We do feel slightly that the DS3 Cabrio’s gearbox and clutch could benefit from just a little more feel. They are fantastic to use in traffic, with a nice. long first gear so you aren’t shifting up and down all the time, but each gear needs more of a notch to it, just so you know you have it in the right one.

The Engine

Inside the DS3 Cabrio we tested was a turbo-charged 155hp 1.6 litre petrol. There is a cheaper VTi 120hp petrol for £17,425 as well as a 82hp for £15,045. Of the three, the mid-ranger strikes us as the one to go for:  £19,675 is a lot to pay for a three-door cabrio and while the engine has some fun to it, don’t expect hot hatch levels of performance, those are reserved for the DS3 Racing.

What we will say, is that the 1.6 litre petrol we tested absolutely loved to be revved. The engine had a nice bit of turbo kick to it around 3000rpm, which certainly makes it more fun when driving it hard. The problem is that the loose steering feel means you don’t quite have the feedback from the road to blast the car about safely.

Either way, the engine is definitely strong, makes a good exhaust note and ensures the car pulls plenty if you give it a bit of gas. Reliability has been an issue in the past with Citroen but so far no major problems have been recorded with the DS3. It seems to us like this little 1.6 is a bit of a corker.

The Cabriolet

At around £2,600 more than the normal DS3, the cabriolet needs to add something special to the drive to justify the cost. For the most part, it does. None of the handling is gone and buffeting is kept to a bare minimum via a wind deflector. In fact, short of just opening the roof when you fancy it, the DS3 Cabrio behaves very much the same as the normal hatchback, which is a good thing.

It also has one serious trick up its sleeve, in that you can close and open the roof to the car at up to 75mph. Should you hit a summer shower on the motorway, this could mean the difference between a soaked interior and a dry drive home. It works too - we tested it. No other cabriolet can come close to that sort of speed for opening and closing.

The boot might be an issue for some, as it opens differently than the conventional DS3. The small aperture left for putting away your shopping could cause issues for some, but its a minor niggle and something we don’t expect would become a big issue during ownership.

Cleverly, no space is lost because of the roof, so you still get 245 litres of space to play with. Plenty on a car of this size. So  if you want a cabrio and don’t mind the added cost, the DS3 could be the right choice.

Verdict

For the money, the DS3 Cabrio in range-topping form is just a touch too expensive. Go for the mid ranger however and you have a really fun car on your hands. It definitely has things covered in the looks and quality department, while that 75mph closing roof is a real party trick.

The handling and ride is also perfectly suited to city types, so if you fancy something to cruise about town with the top down this Summer, then this could be the car for you.

Whether it compares to the Mini or the Fiat comes down to choice. If you like the look of the 500, then save some cash and go for the 500C - it doesn't quite match the DS3 in build but certainly has the personality.
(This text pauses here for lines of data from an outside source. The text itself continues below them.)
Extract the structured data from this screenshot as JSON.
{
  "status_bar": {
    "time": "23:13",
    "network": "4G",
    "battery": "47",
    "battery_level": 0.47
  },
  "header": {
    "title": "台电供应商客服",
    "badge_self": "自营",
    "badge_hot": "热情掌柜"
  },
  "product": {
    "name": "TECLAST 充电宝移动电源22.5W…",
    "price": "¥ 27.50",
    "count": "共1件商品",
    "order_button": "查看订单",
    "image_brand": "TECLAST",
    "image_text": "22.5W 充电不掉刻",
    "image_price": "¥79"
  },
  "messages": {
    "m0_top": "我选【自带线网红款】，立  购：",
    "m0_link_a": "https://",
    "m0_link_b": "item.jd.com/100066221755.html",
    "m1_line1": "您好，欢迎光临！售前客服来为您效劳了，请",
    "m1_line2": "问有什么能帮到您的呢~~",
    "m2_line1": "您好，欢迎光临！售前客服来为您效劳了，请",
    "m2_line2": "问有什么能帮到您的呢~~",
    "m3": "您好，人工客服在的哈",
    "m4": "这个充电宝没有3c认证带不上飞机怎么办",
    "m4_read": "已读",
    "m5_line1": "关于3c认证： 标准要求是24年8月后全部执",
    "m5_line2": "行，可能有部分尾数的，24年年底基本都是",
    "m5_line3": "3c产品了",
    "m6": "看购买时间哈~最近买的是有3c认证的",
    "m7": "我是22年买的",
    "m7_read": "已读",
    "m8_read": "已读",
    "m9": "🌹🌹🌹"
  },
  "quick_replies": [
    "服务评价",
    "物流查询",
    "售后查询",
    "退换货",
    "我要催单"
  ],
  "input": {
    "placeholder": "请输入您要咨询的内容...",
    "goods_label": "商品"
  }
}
As for the Mini, that is a much less-unrefined experience, with more direct handling but without the laidback approach of the DS3. In the end it comes down to what you want from your driving experience. 

A second-hand convertible Cooper S will keep the boy racer happy, but then the refinement on long journeys might be an issue. Saving cash on the 500C could mean you can splash out elsewhere, or alternatively, if you fancy a decent cabriolet cruiser, which is easy to drive, the DS3 Cabriolet is for you.